... a haunting novel that’s a masterful study in suspense, grief and survival ... Napolitano’s dual-timeline structure turns Dear Edward into a suspenseful page-turner with sprinkles of mystery, satisfying our rubbernecking urge to see the unfolding of a disaster and its aftermath ... While none of the adults in either the real crash or the novel it inspired survive, Napolitano’s fearless examination of what took place models a way forward for all of us. She takes care not to sensationalize, presenting even the most harrowing scenes in graceful, understated prose, and gives us a powerful book about living a meaningful life during the most difficult of times.
There’s something brutal about killing a planeload of people and then introducing a handful of them and killing them all over again. But the cruelty of this aspect of the novel’s structure is countered by the astonishing tenderness of other sections ... Napolitano has written a novel about the peculiar challenges of surviving a public disaster in the modern age. She shows with bracing clarity just how cable news and social media magnify misery and exposure as never before ... Napolitano attends to this cultural context deftly, letting the world’s agony and curiosity play out largely on the sidelines of what remains a delicate story of one boy’s physical and psychological recovery ... That blankness at the center of this novel could have become a kind of black hole absorbing all light and interest, but Napolitano captures the subtle shades of Edward’s spirit like the earliest intimations of dawn ... in Napolitano’s gentle handling, it’s persistently lovely ... one of the most touching stories you’re likely to read in the new year.

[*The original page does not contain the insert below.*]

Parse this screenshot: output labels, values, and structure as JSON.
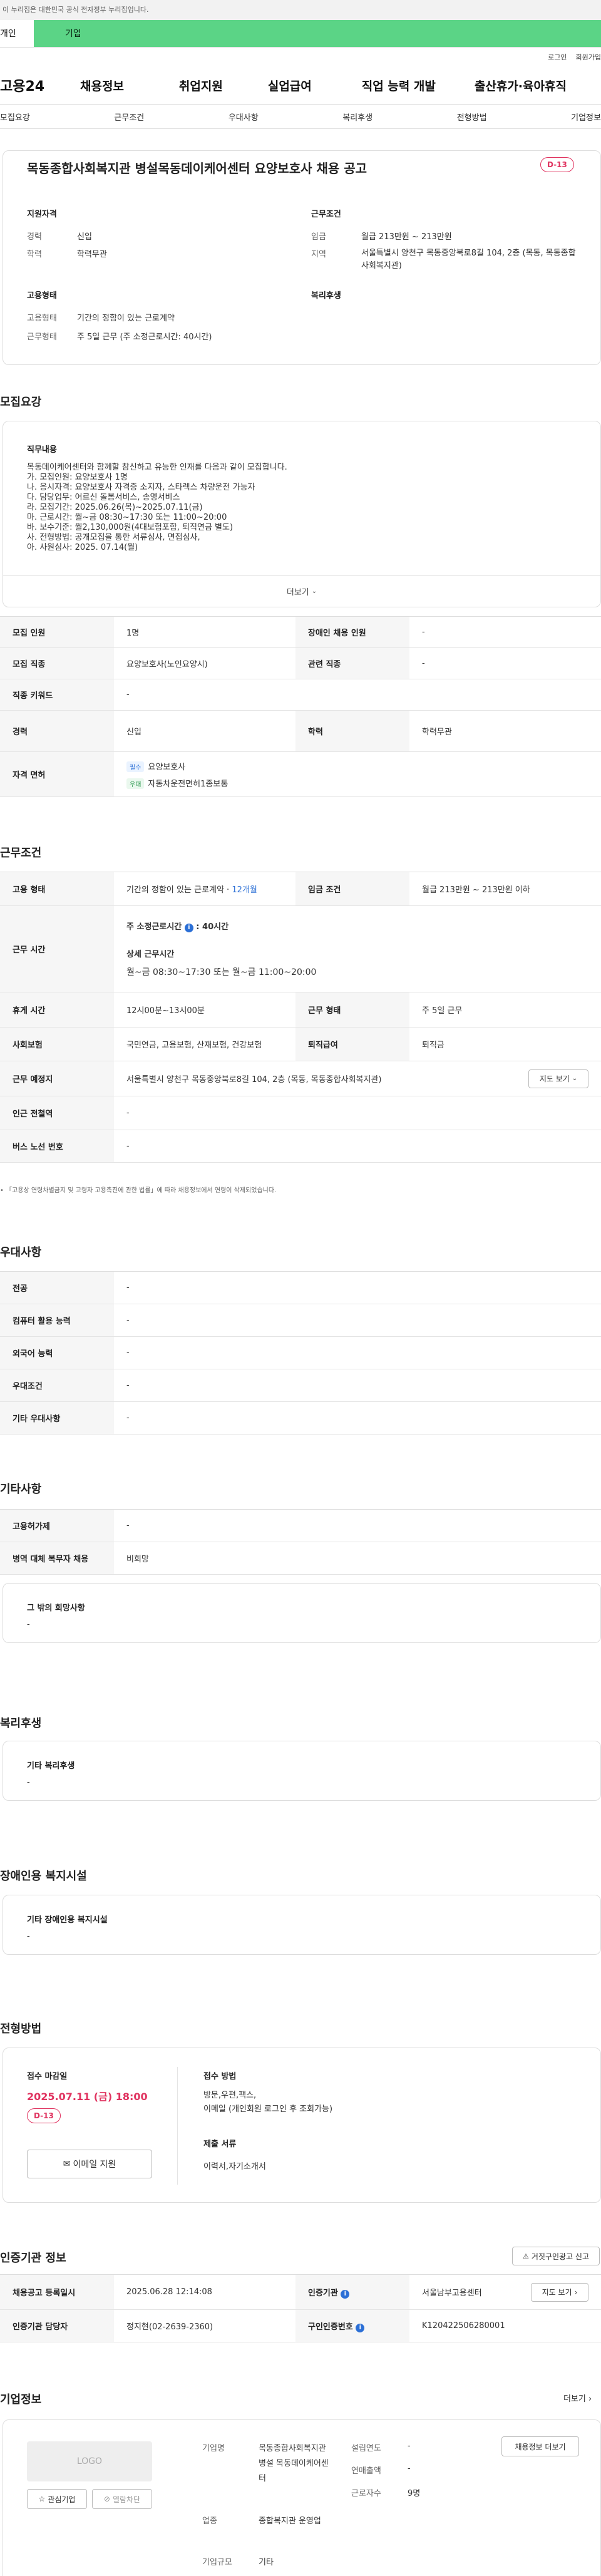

With its expert pacing and picture-perfect final page, Dear Edward is a wondrous read. It is a skillful and satisfying examination of not only what it means to survive, but of what it means to truly live.